If we accept that Western culture exists independently from racist and imperialist constructs, what are the implications for education? It certainly does not follow that every student should study it. Some institutions and programs, such as St. John’s College or the Directed Studies program at Yale, retain a curriculum centered on Western culture, and there are valid arguments for this approach. As Roosevelt Montás has argued about Columbia’s Core Curriculum, for instance, there is a democratic case for making works typically reserved for the privileged available to low income or first-generation college students.

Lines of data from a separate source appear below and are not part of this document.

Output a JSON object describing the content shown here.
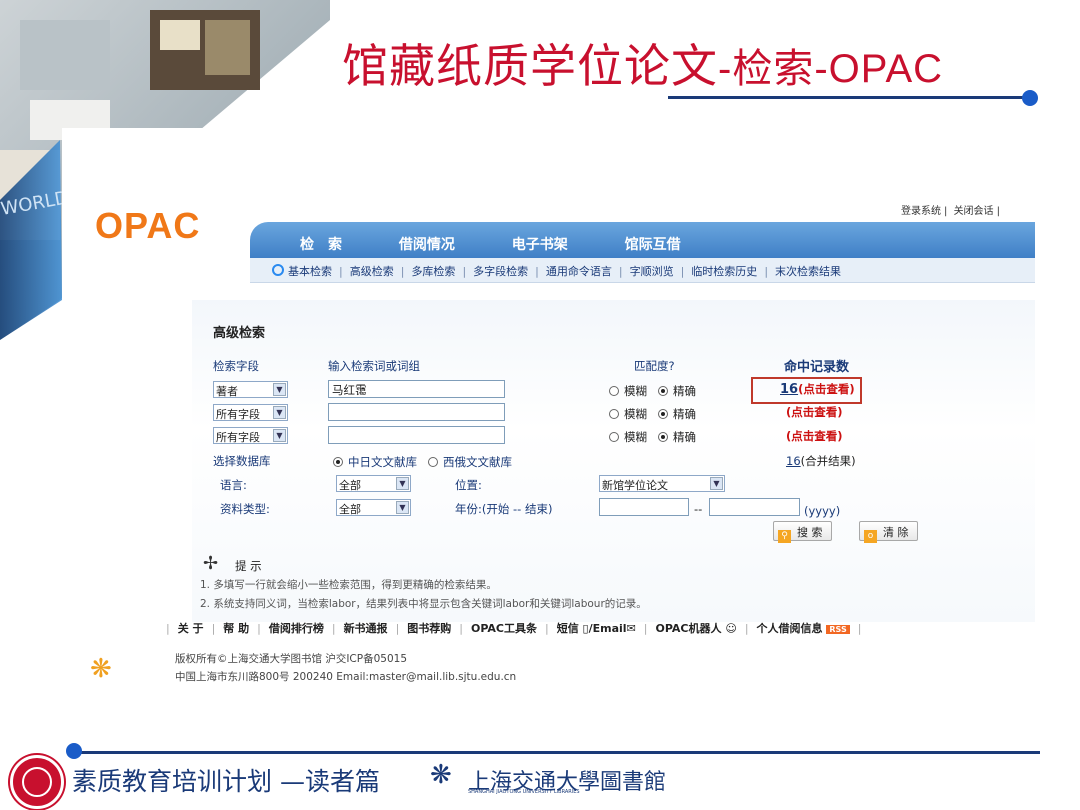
{
  "slide_title": {
    "cn": "馆藏纸质学位论文",
    "sep1": "-",
    "search": "检索",
    "sep2": "-",
    "en": "OPAC"
  },
  "opac_logo": "OPAC",
  "top_links": [
    "登录系统",
    "关闭会话"
  ],
  "nav_main": [
    "检　索",
    "借阅情况",
    "电子书架",
    "馆际互借"
  ],
  "subnav": [
    "基本检索",
    "高级检索",
    "多库检索",
    "多字段检索",
    "通用命令语言",
    "字顺浏览",
    "临时检索历史",
    "末次检索结果"
  ],
  "form": {
    "title": "高级检索",
    "col_field": "检索字段",
    "col_term": "输入检索词或词组",
    "col_match": "匹配度?",
    "col_hits": "命中记录数",
    "rows": [
      {
        "field": "著者",
        "value": "马红霭",
        "fuzzy": "模糊",
        "exact": "精确",
        "hits_num": "16",
        "hits_link": "(点击查看)"
      },
      {
        "field": "所有字段",
        "value": "",
        "fuzzy": "模糊",
        "exact": "精确",
        "hits_num": "",
        "hits_link": "(点击查看)"
      },
      {
        "field": "所有字段",
        "value": "",
        "fuzzy": "模糊",
        "exact": "精确",
        "hits_num": "",
        "hits_link": "(点击查看)"
      }
    ],
    "db_label": "选择数据库",
    "db_cn": "中日文文献库",
    "db_west": "西俄文文献库",
    "merged_num": "16",
    "merged_text": "(合并结果)",
    "lang_label": "语言:",
    "lang_value": "全部",
    "location_label": "位置:",
    "location_value": "新馆学位论文",
    "type_label": "资料类型:",
    "type_value": "全部",
    "year_label": "年份:(开始 -- 结束)",
    "year_sep": "--",
    "year_hint": "(yyyy)",
    "search_btn": "搜 索",
    "clear_btn": "清 除"
  },
  "tips": {
    "title": "提 示",
    "line1": "1. 多填写一行就会缩小一些检索范围，得到更精确的检索结果。",
    "line2": "2. 系统支持同义词，当检索labor，结果列表中将显示包含关键词labor和关键词labour的记录。"
  },
  "footer_links": [
    "关 于",
    "帮 助",
    "借阅排行榜",
    "新书通报",
    "图书荐购",
    "OPAC工具条",
    "短信",
    "/Email",
    "OPAC机器人",
    "个人借阅信息"
  ],
  "rss": "RSS",
  "copyright": {
    "line1": "版权所有©上海交通大学图书馆  沪交ICP备05015",
    "line2": "中国上海市东川路800号 200240  Email:master@mail.lib.sjtu.edu.cn"
  },
  "bottom": {
    "program": "素质教育培训计划",
    "dash": "—",
    "section": "读者篇",
    "library_cn": "上海交通大學圖書館",
    "library_en": "SHANGHAI JIAOTONG UNIVERSITY LIBRARIES"
  },
  "colors": {
    "title_red": "#c8102e",
    "navy": "#1a3a78",
    "opac_orange": "#f07818",
    "nav_blue": "#4a8ad0",
    "hit_red": "#cc1111"
  }
}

But not all institutions will want to prioritize Western culture in this way. In designing a more diversified curriculum, the challenge becomes how to convey the importance, even urgency, of different cultural traditions. What words might ring “like the blast of a trumpet, like the voice of God” in our own darkest moments? What books might we assign that are like an “axe for the frozen sea within us,” as Franz Kafka put it?
Over the past decades, those of us in universities charged with curating past cultures have dug deeper and separate burrows for our treasured holdings. Adopting the scientific logic of ever-increasing specialization, we have fetishized the particular and eschewed the general. In the process, we have lost most of our audience outside academia and many of the students within—especially since the Great Recession as students turned away from the humanities and toward engineering, health, and other career-oriented fields.

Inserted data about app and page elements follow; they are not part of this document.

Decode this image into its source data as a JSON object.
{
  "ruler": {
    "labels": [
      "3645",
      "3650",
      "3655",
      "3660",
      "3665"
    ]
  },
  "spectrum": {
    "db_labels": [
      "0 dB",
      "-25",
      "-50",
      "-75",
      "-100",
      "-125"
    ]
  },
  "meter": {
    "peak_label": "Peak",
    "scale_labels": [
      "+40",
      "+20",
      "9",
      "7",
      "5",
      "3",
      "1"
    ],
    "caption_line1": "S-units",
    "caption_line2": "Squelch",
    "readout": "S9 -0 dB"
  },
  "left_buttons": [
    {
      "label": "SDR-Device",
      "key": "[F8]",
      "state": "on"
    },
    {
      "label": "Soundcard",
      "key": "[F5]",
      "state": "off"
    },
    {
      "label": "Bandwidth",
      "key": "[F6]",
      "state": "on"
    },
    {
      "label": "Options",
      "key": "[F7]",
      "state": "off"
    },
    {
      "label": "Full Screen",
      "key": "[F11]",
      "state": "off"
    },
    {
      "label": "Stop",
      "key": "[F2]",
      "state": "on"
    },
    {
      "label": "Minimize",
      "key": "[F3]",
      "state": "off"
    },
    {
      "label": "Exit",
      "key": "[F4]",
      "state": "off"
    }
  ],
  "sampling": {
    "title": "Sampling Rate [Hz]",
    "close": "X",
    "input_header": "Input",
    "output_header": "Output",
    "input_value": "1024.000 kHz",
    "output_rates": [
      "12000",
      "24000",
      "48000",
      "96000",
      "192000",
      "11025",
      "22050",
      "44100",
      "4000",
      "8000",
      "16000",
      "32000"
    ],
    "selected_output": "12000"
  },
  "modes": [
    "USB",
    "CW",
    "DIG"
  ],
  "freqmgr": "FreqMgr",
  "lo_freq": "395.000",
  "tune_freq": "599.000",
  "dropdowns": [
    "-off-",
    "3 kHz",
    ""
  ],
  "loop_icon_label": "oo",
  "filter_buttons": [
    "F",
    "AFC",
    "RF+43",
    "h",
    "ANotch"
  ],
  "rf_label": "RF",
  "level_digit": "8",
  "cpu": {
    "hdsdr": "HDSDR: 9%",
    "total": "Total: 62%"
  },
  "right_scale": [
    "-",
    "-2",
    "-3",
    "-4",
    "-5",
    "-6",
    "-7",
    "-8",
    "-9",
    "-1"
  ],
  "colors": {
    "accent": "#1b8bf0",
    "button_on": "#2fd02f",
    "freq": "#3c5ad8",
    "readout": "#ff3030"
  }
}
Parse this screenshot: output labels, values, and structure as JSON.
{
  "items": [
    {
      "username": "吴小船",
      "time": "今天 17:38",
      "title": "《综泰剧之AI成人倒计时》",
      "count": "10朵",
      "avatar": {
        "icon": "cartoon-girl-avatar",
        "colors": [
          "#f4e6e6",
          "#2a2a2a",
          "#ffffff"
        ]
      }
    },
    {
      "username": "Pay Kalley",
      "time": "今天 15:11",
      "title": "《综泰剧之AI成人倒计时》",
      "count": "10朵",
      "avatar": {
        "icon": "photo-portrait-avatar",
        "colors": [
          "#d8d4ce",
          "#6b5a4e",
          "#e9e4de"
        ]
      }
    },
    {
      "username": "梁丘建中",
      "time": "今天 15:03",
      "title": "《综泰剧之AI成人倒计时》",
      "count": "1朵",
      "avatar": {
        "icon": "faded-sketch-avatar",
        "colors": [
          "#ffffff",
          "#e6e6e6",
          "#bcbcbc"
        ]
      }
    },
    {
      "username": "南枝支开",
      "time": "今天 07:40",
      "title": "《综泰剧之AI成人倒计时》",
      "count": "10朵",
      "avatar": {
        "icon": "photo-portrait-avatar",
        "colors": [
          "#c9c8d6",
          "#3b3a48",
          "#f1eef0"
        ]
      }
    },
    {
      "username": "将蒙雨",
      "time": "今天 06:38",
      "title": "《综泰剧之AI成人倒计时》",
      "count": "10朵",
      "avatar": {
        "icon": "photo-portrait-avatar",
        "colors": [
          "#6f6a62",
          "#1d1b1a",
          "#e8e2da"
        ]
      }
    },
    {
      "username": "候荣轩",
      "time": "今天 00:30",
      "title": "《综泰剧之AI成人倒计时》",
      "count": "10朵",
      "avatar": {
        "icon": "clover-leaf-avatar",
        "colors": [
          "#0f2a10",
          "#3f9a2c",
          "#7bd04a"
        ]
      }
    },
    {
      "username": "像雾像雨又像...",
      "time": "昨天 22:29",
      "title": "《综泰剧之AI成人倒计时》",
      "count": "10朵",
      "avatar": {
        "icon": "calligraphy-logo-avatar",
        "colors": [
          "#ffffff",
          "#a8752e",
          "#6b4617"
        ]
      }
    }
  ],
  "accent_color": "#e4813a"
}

This is where we can learn from the outdated Western Civ model, even as we transcend it. What made these courses surprisingly popular and allowed them to persist for such a long time is that their sum is greater than their parts. Across centuries, authors answered, taunted, praised, and attacked each other, likening these exchanges to a conversation. Referring to his most cherished authors, Seneca wrote, “None of these will ever be unavailable to you, none of these will fail to send his visitor off in a happier condition and more at ease with himself...they can be approached by all.” It was this approachability that particularly moved Du Bois: “I sit with Shakespeare, and he winces not. Across the color line I move arm and arm with Balzac and Dumas.” The reader, in this model, was like Dante, traveling through an underworld of dead authors, and calling on them to speak. The goal of these journeys, Robert Pogue Harrison suggested in his 2003 book The Dominion of the Dead, is less to visit our ancestors, than to “adopt” new ones, who may even take precedence over our own. Odysseus allowed the shade of Tiresias to drink the dark blood before his mother.

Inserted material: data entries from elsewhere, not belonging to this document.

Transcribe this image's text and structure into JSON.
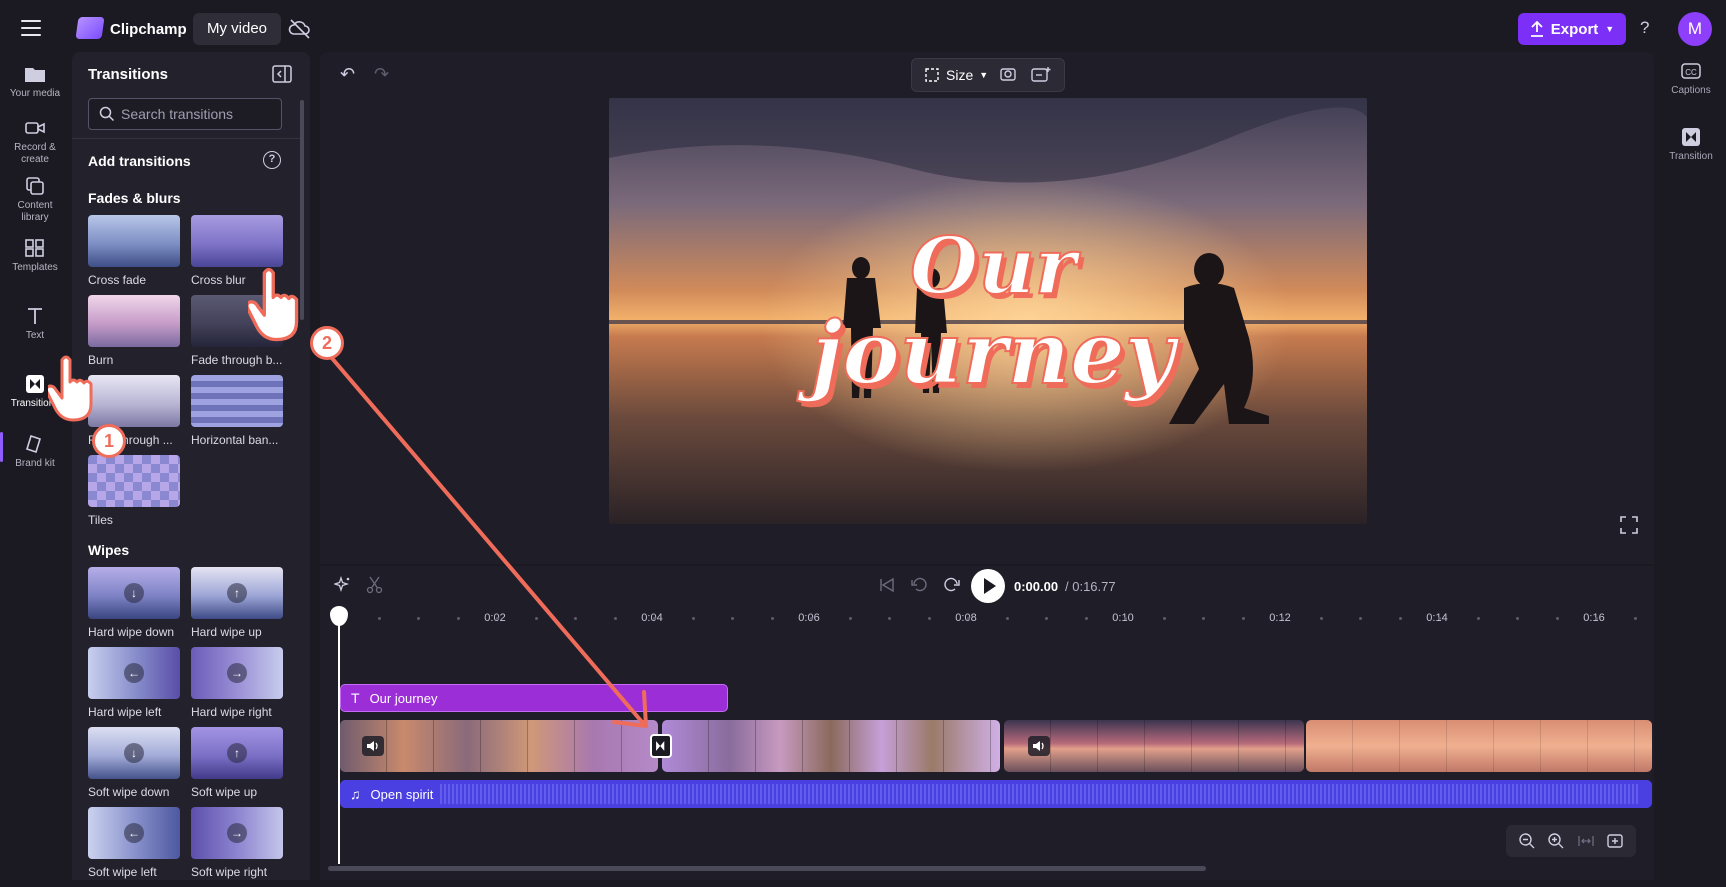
{
  "app": {
    "name": "Clipchamp",
    "project_tab": "My video",
    "export_label": "Export",
    "help": "?",
    "avatar_initial": "M"
  },
  "leftnav": {
    "items": [
      {
        "label": "Your media"
      },
      {
        "label": "Record &\ncreate"
      },
      {
        "label": "Content\nlibrary"
      },
      {
        "label": "Templates"
      },
      {
        "label": "Text"
      },
      {
        "label": "Transitions"
      },
      {
        "label": "Brand kit"
      }
    ]
  },
  "panel": {
    "title": "Transitions",
    "search_placeholder": "Search transitions",
    "add_label": "Add transitions",
    "help": "?",
    "sections": [
      {
        "title": "Fades & blurs",
        "items": [
          "Cross fade",
          "Cross blur",
          "Burn",
          "Fade through b...",
          "Fade through ...",
          "Horizontal ban...",
          "Tiles"
        ]
      },
      {
        "title": "Wipes",
        "items": [
          "Hard wipe down",
          "Hard wipe up",
          "Hard wipe left",
          "Hard wipe right",
          "Soft wipe down",
          "Soft wipe up",
          "Soft wipe left",
          "Soft wipe right"
        ]
      }
    ],
    "wipe_arrows": [
      "↓",
      "↑",
      "←",
      "→",
      "↓",
      "↑",
      "←",
      "→"
    ]
  },
  "editor": {
    "size_label": "Size",
    "preview_title_line1": "Our",
    "preview_title_line2": "journey"
  },
  "rightbar": {
    "items": [
      {
        "label": "Captions"
      },
      {
        "label": "Transition"
      }
    ]
  },
  "playback": {
    "current_time": "0:00.00",
    "total_time": "/ 0:16.77"
  },
  "ruler": {
    "labels": [
      "0:02",
      "0:04",
      "0:06",
      "0:08",
      "0:10",
      "0:12",
      "0:14",
      "0:16"
    ]
  },
  "tracks": {
    "text_clip": "Our journey",
    "audio_clip": "Open spirit"
  },
  "annotations": {
    "step1": "1",
    "step2": "2"
  },
  "colors": {
    "accent": "#7b2ff7",
    "text_track": "#9b2ed6",
    "audio_track": "#4a3fe0",
    "annotation": "#f06c5a"
  }
}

For all their ideological flaws, Western Civ courses invited students into this conversation. The present challenge is how to revive it, devoid of any pretense of Western superiority. As Cornel West and Jeremy Tate have observed, “The Western canon is, more than anything, a conversation among great thinkers over generations that grows richer the more we add our own voices and the excellence of voices from Africa, Asia, Latin America, and everywhere else in the world.” For this conversation to flourish, it need not privilege Western authors or texts. The fundamental point, however, is that it remain a conversation, and that different voices contribute to topics of universal human concern.
Bringing new generations of students into such an enriched conversation would serve to introduce them, not to Matthew Arnold’s “best which has been thought and said in the world,” but to the panoply of observations and creations, from around the world, made by other humans. While some of these will invariably fall flat, others will hit a nerve, embedding themselves in the reader’s mind. Students, Michel de Montaigne proposed, should model themselves on bees, who collect pollen from different flowers to produce honey of their own and unique compilation. Montaigne’s own essays shimmer with the results of his learned foraging, phrases that he plucked from his favorite books. It is only by making past authors our own, by connecting them, that culture can retain its urgent power. Only by selecting which voices from beyond the grave and oceans we wish to retain can we collect the fragments which one day may help us stave off ruin.